View Issue PDF View Issue Flipbook Back to Latest Issue
Acronyms Worth Knowing
(relating to proposed new Condominium Legislation in Ontario)
By CCI | Other articles by CCI
In an effort to help condo directors navigate their way through finding qualified industry professionals to work with, CCI presents Alphabet Soup, a quarterly column to help directors make meaning of what the letters for various industry designations mean. This article will focus on the acronyms relating to proposed new Condominium Legislation in Ontario.
As the Government of Ontario moves forth with new Condominium Legislation in Ontario, Bill 106, consisting of two statutes - the Protecting Condominium Owners Act, 2015 and the Condominium Services Act, 2015, will soon become law. Within these statutes are many acronyms which will become more commonly used.
AAs: Administrative Authorities
Under the new legislation, two AAs or Administrative Authorities will be created; the Condominium Authority Office and the Condominium Management Licensing Authority.
CAO: Condominium Authority Office
The CAO will handle functions under the amended Act relating to matters such as education for directors, administering a registry of and data about condominium corporations and dispute resolution.
CMLA: Condominium Management Licencing Authority
The CMLA will be responsible for the licensing and regulation of condominium property managers.
CMSA: Condominium Management Services Act
One of the two statutes covered under Bill 106. It deals primarily with the licensing and regulation of condominium property managers.
PCM: Principal Condominium Manager
As part of the condominium management provider licence application, a principal condominium manager working for the applying organization must be identified. The PCM must hold a general licence and must have successfully completed educational requirements for a PCM, if any, as specified by the Minister or registrar.

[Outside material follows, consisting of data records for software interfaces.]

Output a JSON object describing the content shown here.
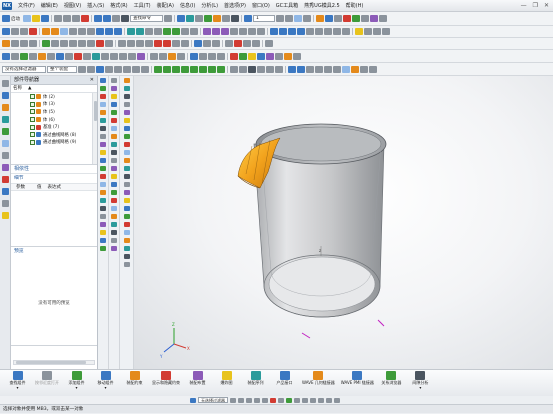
{
  "menubar": {
    "items": [
      "文件(F)",
      "编辑(E)",
      "视图(V)",
      "插入(S)",
      "格式(R)",
      "工具(T)",
      "装配(A)",
      "信息(I)",
      "分析(L)",
      "首选项(P)",
      "窗口(O)",
      "GC工具箱",
      "燕秀UG模具2.5",
      "帮助(H)"
    ],
    "window_controls": [
      "—",
      "❐",
      "✕"
    ]
  },
  "toolbar": {
    "start_label": "启动",
    "filter_dropdown": "整个装配",
    "command_search": "查找命令",
    "layer_dropdown": "1",
    "selection_filter": "没有选择过滤器",
    "selection_scope": "整个装配"
  },
  "navigator": {
    "title": "部件导航器",
    "close": "✕",
    "column": "名称",
    "tree": [
      {
        "label": "体 (2)",
        "color": "#e48a1b"
      },
      {
        "label": "体 (3)",
        "color": "#e48a1b"
      },
      {
        "label": "体 (5)",
        "color": "#e48a1b"
      },
      {
        "label": "体 (6)",
        "color": "#e48a1b"
      },
      {
        "label": "基准 (7)",
        "color": "#d23b32"
      },
      {
        "label": "通过曲线网格 (8)",
        "color": "#3b78c2"
      },
      {
        "label": "通过曲线网格 (9)",
        "color": "#3b78c2"
      }
    ],
    "dependency_label": "相依性",
    "details_label": "细节",
    "param_cols": [
      "参数",
      "值",
      "表达式"
    ],
    "preview_label": "预览",
    "preview_message": "没有可用的预览"
  },
  "viewport": {
    "background": "#f3f4f6",
    "cylinder_color": "#c8c9cb",
    "feature_color": "#f0a51c"
  },
  "ribbon": {
    "buttons": [
      {
        "label": "查找组件",
        "icon_color": "#3b78c2",
        "dropdown": true,
        "disabled": false
      },
      {
        "label": "按邻近度打开",
        "icon_color": "#8b939c",
        "dropdown": false,
        "disabled": true
      },
      {
        "label": "添加组件",
        "icon_color": "#3e9b3a",
        "dropdown": true,
        "disabled": false
      },
      {
        "label": "移动组件",
        "icon_color": "#3b78c2",
        "dropdown": true,
        "disabled": false
      },
      {
        "label": "装配约束",
        "icon_color": "#e48a1b",
        "dropdown": false,
        "disabled": false
      },
      {
        "label": "显示和隐藏约束",
        "icon_color": "#d23b32",
        "dropdown": false,
        "disabled": false
      },
      {
        "label": "装配布置",
        "icon_color": "#8c5bb8",
        "dropdown": false,
        "disabled": false
      },
      {
        "label": "爆炸图",
        "icon_color": "#e8c31c",
        "dropdown": false,
        "disabled": false
      },
      {
        "label": "装配序列",
        "icon_color": "#2b9b9b",
        "dropdown": false,
        "disabled": false
      },
      {
        "label": "产品接口",
        "icon_color": "#3b78c2",
        "dropdown": false,
        "disabled": false
      },
      {
        "label": "WAVE 几何链接器",
        "icon_color": "#e48a1b",
        "dropdown": false,
        "disabled": false
      },
      {
        "label": "WAVE PMI 链接器",
        "icon_color": "#3b78c2",
        "dropdown": false,
        "disabled": false
      },
      {
        "label": "关系浏览器",
        "icon_color": "#3e9b3a",
        "dropdown": false,
        "disabled": false
      },
      {
        "label": "间隙分析",
        "icon_color": "#4b5560",
        "dropdown": true,
        "disabled": false
      }
    ]
  },
  "snapbar": {
    "dropdown": "无选择过滤器"
  },
  "status": {
    "message": "选择对象并使用 MB3，或双击某一对象",
    "right": ""
  }
}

POCA: Protecting Condominium Owners Act
One of the two statutes covered under Bill 106. It significantly and dramatically amends much of the Condominium Act, 1998.